Material shown below:

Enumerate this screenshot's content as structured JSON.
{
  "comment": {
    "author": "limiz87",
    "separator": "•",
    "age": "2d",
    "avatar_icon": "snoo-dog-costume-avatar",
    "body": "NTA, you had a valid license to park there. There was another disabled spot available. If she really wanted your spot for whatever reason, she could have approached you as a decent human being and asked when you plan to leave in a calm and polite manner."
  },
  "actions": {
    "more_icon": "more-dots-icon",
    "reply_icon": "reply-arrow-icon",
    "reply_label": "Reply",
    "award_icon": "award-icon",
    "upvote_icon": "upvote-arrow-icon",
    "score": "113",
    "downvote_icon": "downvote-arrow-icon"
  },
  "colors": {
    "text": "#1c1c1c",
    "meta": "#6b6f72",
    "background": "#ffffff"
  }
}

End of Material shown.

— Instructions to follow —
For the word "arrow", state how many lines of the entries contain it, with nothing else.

— Answer area —
3